Supplied data:
-*-
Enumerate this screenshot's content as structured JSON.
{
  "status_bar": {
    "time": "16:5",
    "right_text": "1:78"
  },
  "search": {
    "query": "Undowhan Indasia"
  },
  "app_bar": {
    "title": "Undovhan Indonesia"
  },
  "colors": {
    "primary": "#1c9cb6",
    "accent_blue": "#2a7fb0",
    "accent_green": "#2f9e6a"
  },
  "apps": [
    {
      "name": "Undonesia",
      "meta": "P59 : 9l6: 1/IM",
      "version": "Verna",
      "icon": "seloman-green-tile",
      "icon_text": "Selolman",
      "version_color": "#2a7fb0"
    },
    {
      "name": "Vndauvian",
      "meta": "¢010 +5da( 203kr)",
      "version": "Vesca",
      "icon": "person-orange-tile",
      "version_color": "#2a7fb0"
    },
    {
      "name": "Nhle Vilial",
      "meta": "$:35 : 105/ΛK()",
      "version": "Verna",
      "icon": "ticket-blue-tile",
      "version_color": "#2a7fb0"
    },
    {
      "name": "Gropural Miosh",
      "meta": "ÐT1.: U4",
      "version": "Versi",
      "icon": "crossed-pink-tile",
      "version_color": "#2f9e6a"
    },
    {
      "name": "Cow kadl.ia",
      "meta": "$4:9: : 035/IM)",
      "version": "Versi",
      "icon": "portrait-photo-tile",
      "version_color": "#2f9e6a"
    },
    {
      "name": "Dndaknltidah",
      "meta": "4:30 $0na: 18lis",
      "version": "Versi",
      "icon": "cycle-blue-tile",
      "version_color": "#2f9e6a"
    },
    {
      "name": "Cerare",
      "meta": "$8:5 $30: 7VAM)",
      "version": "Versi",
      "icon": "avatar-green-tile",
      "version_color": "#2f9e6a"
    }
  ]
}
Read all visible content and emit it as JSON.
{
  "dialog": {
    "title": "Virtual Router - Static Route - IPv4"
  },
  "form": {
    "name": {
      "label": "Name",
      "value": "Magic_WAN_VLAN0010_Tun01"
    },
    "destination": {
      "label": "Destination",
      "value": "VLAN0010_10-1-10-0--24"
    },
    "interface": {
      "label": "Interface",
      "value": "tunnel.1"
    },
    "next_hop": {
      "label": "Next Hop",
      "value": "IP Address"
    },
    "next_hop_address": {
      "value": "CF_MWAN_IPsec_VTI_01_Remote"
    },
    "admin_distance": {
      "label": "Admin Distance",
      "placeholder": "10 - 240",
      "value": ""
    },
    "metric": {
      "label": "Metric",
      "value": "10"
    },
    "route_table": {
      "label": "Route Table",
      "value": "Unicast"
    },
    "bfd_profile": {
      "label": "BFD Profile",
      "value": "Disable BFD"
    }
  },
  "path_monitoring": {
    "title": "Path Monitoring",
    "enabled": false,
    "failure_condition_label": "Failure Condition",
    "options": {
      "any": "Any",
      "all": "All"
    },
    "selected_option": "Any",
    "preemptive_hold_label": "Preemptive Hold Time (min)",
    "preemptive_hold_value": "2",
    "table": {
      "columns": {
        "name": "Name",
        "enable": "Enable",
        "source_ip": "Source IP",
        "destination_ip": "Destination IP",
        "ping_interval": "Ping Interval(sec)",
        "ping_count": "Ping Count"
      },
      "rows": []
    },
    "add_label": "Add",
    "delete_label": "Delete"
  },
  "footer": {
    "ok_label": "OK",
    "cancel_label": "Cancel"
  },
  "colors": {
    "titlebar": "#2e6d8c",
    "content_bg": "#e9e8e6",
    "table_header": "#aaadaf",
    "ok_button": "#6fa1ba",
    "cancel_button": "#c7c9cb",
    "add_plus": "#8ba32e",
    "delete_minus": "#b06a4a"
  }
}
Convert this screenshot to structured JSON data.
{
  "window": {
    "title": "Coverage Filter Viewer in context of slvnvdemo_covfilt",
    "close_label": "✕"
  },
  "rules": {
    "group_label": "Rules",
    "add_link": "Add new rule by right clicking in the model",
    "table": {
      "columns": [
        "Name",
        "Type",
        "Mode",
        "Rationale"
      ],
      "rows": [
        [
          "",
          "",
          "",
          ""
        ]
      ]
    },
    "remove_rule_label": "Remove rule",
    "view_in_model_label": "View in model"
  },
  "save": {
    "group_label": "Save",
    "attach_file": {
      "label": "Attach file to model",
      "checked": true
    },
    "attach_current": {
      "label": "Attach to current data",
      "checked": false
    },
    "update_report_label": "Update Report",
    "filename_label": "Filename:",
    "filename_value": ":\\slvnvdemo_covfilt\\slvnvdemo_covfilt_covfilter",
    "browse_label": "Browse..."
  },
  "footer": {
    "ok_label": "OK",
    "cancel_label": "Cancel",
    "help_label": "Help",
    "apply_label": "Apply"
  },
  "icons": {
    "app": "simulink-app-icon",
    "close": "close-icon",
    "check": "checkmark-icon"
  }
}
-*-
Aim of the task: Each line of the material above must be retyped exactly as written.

Output for this task:
Enumerate this screenshot's content as structured JSON.
{
  "status_bar": {
    "time": "16:5",
    "right_text": "1:78"
  },
  "search": {
    "query": "Undowhan Indasia"
  },
  "app_bar": {
    "title": "Undovhan Indonesia"
  },
  "colors": {
    "primary": "#1c9cb6",
    "accent_blue": "#2a7fb0",
    "accent_green": "#2f9e6a"
  },
  "apps": [
    {
      "name": "Undonesia",
      "meta": "P59 : 9l6: 1/IM",
      "version": "Verna",
      "icon": "seloman-green-tile",
      "icon_text": "Selolman",
      "version_color": "#2a7fb0"
    },
    {
      "name": "Vndauvian",
      "meta": "¢010 +5da( 203kr)",
      "version": "Vesca",
      "icon": "person-orange-tile",
      "version_color": "#2a7fb0"
    },
    {
      "name": "Nhle Vilial",
      "meta": "$:35 : 105/ΛK()",
      "version": "Verna",
      "icon": "ticket-blue-tile",
      "version_color": "#2a7fb0"
    },
    {
      "name": "Gropural Miosh",
      "meta": "ÐT1.: U4",
      "version": "Versi",
      "icon": "crossed-pink-tile",
      "version_color": "#2f9e6a"
    },
    {
      "name": "Cow kadl.ia",
      "meta": "$4:9: : 035/IM)",
      "version": "Versi",
      "icon": "portrait-photo-tile",
      "version_color": "#2f9e6a"
    },
    {
      "name": "Dndaknltidah",
      "meta": "4:30 $0na: 18lis",
      "version": "Versi",
      "icon": "cycle-blue-tile",
      "version_color": "#2f9e6a"
    },
    {
      "name": "Cerare",
      "meta": "$8:5 $30: 7VAM)",
      "version": "Versi",
      "icon": "avatar-green-tile",
      "version_color": "#2f9e6a"
    }
  ]
}
Read all visible content and emit it as JSON.
{
  "dialog": {
    "title": "Virtual Router - Static Route - IPv4"
  },
  "form": {
    "name": {
      "label": "Name",
      "value": "Magic_WAN_VLAN0010_Tun01"
    },
    "destination": {
      "label": "Destination",
      "value": "VLAN0010_10-1-10-0--24"
    },
    "interface": {
      "label": "Interface",
      "value": "tunnel.1"
    },
    "next_hop": {
      "label": "Next Hop",
      "value": "IP Address"
    },
    "next_hop_address": {
      "value": "CF_MWAN_IPsec_VTI_01_Remote"
    },
    "admin_distance": {
      "label": "Admin Distance",
      "placeholder": "10 - 240",
      "value": ""
    },
    "metric": {
      "label": "Metric",
      "value": "10"
    },
    "route_table": {
      "label": "Route Table",
      "value": "Unicast"
    },
    "bfd_profile": {
      "label": "BFD Profile",
      "value": "Disable BFD"
    }
  },
  "path_monitoring": {
    "title": "Path Monitoring",
    "enabled": false,
    "failure_condition_label": "Failure Condition",
    "options": {
      "any": "Any",
      "all": "All"
    },
    "selected_option": "Any",
    "preemptive_hold_label": "Preemptive Hold Time (min)",
    "preemptive_hold_value": "2",
    "table": {
      "columns": {
        "name": "Name",
        "enable": "Enable",
        "source_ip": "Source IP",
        "destination_ip": "Destination IP",
        "ping_interval": "Ping Interval(sec)",
        "ping_count": "Ping Count"
      },
      "rows": []
    },
    "add_label": "Add",
    "delete_label": "Delete"
  },
  "footer": {
    "ok_label": "OK",
    "cancel_label": "Cancel"
  },
  "colors": {
    "titlebar": "#2e6d8c",
    "content_bg": "#e9e8e6",
    "table_header": "#aaadaf",
    "ok_button": "#6fa1ba",
    "cancel_button": "#c7c9cb",
    "add_plus": "#8ba32e",
    "delete_minus": "#b06a4a"
  }
}
Convert this screenshot to structured JSON data.
{
  "window": {
    "title": "Coverage Filter Viewer in context of slvnvdemo_covfilt",
    "close_label": "✕"
  },
  "rules": {
    "group_label": "Rules",
    "add_link": "Add new rule by right clicking in the model",
    "table": {
      "columns": [
        "Name",
        "Type",
        "Mode",
        "Rationale"
      ],
      "rows": [
        [
          "",
          "",
          "",
          ""
        ]
      ]
    },
    "remove_rule_label": "Remove rule",
    "view_in_model_label": "View in model"
  },
  "save": {
    "group_label": "Save",
    "attach_file": {
      "label": "Attach file to model",
      "checked": true
    },
    "attach_current": {
      "label": "Attach to current data",
      "checked": false
    },
    "update_report_label": "Update Report",
    "filename_label": "Filename:",
    "filename_value": ":\\slvnvdemo_covfilt\\slvnvdemo_covfilt_covfilter",
    "browse_label": "Browse..."
  },
  "footer": {
    "ok_label": "OK",
    "cancel_label": "Cancel",
    "help_label": "Help",
    "apply_label": "Apply"
  },
  "icons": {
    "app": "simulink-app-icon",
    "close": "close-icon",
    "check": "checkmark-icon"
  }
}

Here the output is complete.